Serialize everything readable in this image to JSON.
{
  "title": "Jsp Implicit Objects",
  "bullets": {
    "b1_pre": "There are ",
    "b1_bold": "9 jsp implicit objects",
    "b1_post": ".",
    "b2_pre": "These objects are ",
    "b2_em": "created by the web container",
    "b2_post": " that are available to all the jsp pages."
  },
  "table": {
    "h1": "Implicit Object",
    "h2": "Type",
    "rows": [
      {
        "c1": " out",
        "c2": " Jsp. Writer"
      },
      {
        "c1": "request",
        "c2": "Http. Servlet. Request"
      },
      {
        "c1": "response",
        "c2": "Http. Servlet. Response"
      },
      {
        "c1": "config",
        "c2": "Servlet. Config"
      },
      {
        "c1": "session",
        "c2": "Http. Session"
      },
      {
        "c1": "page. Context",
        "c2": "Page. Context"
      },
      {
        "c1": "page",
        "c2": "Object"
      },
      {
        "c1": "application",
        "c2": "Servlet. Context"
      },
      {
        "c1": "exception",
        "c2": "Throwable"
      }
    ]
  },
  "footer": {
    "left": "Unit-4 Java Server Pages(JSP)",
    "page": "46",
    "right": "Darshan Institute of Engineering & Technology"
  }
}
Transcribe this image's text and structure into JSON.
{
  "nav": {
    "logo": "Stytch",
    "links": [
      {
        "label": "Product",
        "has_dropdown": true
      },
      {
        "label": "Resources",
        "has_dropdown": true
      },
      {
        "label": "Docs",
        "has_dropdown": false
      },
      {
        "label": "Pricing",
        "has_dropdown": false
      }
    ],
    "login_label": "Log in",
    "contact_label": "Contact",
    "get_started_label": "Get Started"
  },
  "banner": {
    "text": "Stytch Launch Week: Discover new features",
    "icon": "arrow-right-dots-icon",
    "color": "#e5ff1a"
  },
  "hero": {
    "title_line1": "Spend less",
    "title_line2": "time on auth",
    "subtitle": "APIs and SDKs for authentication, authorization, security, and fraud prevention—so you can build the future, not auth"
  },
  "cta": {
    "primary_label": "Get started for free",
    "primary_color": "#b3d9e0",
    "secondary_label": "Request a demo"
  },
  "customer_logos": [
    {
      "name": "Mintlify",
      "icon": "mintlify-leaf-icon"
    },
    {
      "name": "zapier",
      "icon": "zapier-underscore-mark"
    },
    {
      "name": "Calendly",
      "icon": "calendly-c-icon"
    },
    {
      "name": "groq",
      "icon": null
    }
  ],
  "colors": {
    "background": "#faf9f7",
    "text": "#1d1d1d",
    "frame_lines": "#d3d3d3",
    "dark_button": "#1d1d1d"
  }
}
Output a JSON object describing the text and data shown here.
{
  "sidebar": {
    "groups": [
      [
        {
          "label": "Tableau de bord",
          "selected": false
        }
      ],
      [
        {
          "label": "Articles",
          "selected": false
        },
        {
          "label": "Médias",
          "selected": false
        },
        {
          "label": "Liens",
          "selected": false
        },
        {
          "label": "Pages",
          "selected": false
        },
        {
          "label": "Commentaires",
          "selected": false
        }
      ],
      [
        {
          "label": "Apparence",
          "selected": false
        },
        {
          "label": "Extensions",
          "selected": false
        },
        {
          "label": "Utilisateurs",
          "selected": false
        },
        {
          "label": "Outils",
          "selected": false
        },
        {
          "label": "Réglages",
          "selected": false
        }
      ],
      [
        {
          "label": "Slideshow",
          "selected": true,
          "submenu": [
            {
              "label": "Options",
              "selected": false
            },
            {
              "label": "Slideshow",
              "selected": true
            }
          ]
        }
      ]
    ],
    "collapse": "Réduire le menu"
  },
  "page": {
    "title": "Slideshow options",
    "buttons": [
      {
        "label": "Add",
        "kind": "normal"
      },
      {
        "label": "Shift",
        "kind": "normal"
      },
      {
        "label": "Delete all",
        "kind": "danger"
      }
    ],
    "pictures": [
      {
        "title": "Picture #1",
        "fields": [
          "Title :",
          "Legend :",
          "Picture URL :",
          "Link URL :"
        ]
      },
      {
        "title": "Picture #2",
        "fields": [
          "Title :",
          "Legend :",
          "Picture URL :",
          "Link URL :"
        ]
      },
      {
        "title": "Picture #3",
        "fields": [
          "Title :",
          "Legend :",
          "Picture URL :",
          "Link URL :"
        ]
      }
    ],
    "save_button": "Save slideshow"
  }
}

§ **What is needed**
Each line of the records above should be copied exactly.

§ **Exercise output**
Serialize everything readable in this image to JSON.
{
  "title": "Jsp Implicit Objects",
  "bullets": {
    "b1_pre": "There are ",
    "b1_bold": "9 jsp implicit objects",
    "b1_post": ".",
    "b2_pre": "These objects are ",
    "b2_em": "created by the web container",
    "b2_post": " that are available to all the jsp pages."
  },
  "table": {
    "h1": "Implicit Object",
    "h2": "Type",
    "rows": [
      {
        "c1": " out",
        "c2": " Jsp. Writer"
      },
      {
        "c1": "request",
        "c2": "Http. Servlet. Request"
      },
      {
        "c1": "response",
        "c2": "Http. Servlet. Response"
      },
      {
        "c1": "config",
        "c2": "Servlet. Config"
      },
      {
        "c1": "session",
        "c2": "Http. Session"
      },
      {
        "c1": "page. Context",
        "c2": "Page. Context"
      },
      {
        "c1": "page",
        "c2": "Object"
      },
      {
        "c1": "application",
        "c2": "Servlet. Context"
      },
      {
        "c1": "exception",
        "c2": "Throwable"
      }
    ]
  },
  "footer": {
    "left": "Unit-4 Java Server Pages(JSP)",
    "page": "46",
    "right": "Darshan Institute of Engineering & Technology"
  }
}
Transcribe this image's text and structure into JSON.
{
  "nav": {
    "logo": "Stytch",
    "links": [
      {
        "label": "Product",
        "has_dropdown": true
      },
      {
        "label": "Resources",
        "has_dropdown": true
      },
      {
        "label": "Docs",
        "has_dropdown": false
      },
      {
        "label": "Pricing",
        "has_dropdown": false
      }
    ],
    "login_label": "Log in",
    "contact_label": "Contact",
    "get_started_label": "Get Started"
  },
  "banner": {
    "text": "Stytch Launch Week: Discover new features",
    "icon": "arrow-right-dots-icon",
    "color": "#e5ff1a"
  },
  "hero": {
    "title_line1": "Spend less",
    "title_line2": "time on auth",
    "subtitle": "APIs and SDKs for authentication, authorization, security, and fraud prevention—so you can build the future, not auth"
  },
  "cta": {
    "primary_label": "Get started for free",
    "primary_color": "#b3d9e0",
    "secondary_label": "Request a demo"
  },
  "customer_logos": [
    {
      "name": "Mintlify",
      "icon": "mintlify-leaf-icon"
    },
    {
      "name": "zapier",
      "icon": "zapier-underscore-mark"
    },
    {
      "name": "Calendly",
      "icon": "calendly-c-icon"
    },
    {
      "name": "groq",
      "icon": null
    }
  ],
  "colors": {
    "background": "#faf9f7",
    "text": "#1d1d1d",
    "frame_lines": "#d3d3d3",
    "dark_button": "#1d1d1d"
  }
}
Output a JSON object describing the text and data shown here.
{
  "sidebar": {
    "groups": [
      [
        {
          "label": "Tableau de bord",
          "selected": false
        }
      ],
      [
        {
          "label": "Articles",
          "selected": false
        },
        {
          "label": "Médias",
          "selected": false
        },
        {
          "label": "Liens",
          "selected": false
        },
        {
          "label": "Pages",
          "selected": false
        },
        {
          "label": "Commentaires",
          "selected": false
        }
      ],
      [
        {
          "label": "Apparence",
          "selected": false
        },
        {
          "label": "Extensions",
          "selected": false
        },
        {
          "label": "Utilisateurs",
          "selected": false
        },
        {
          "label": "Outils",
          "selected": false
        },
        {
          "label": "Réglages",
          "selected": false
        }
      ],
      [
        {
          "label": "Slideshow",
          "selected": true,
          "submenu": [
            {
              "label": "Options",
              "selected": false
            },
            {
              "label": "Slideshow",
              "selected": true
            }
          ]
        }
      ]
    ],
    "collapse": "Réduire le menu"
  },
  "page": {
    "title": "Slideshow options",
    "buttons": [
      {
        "label": "Add",
        "kind": "normal"
      },
      {
        "label": "Shift",
        "kind": "normal"
      },
      {
        "label": "Delete all",
        "kind": "danger"
      }
    ],
    "pictures": [
      {
        "title": "Picture #1",
        "fields": [
          "Title :",
          "Legend :",
          "Picture URL :",
          "Link URL :"
        ]
      },
      {
        "title": "Picture #2",
        "fields": [
          "Title :",
          "Legend :",
          "Picture URL :",
          "Link URL :"
        ]
      },
      {
        "title": "Picture #3",
        "fields": [
          "Title :",
          "Legend :",
          "Picture URL :",
          "Link URL :"
        ]
      }
    ],
    "save_button": "Save slideshow"
  }
}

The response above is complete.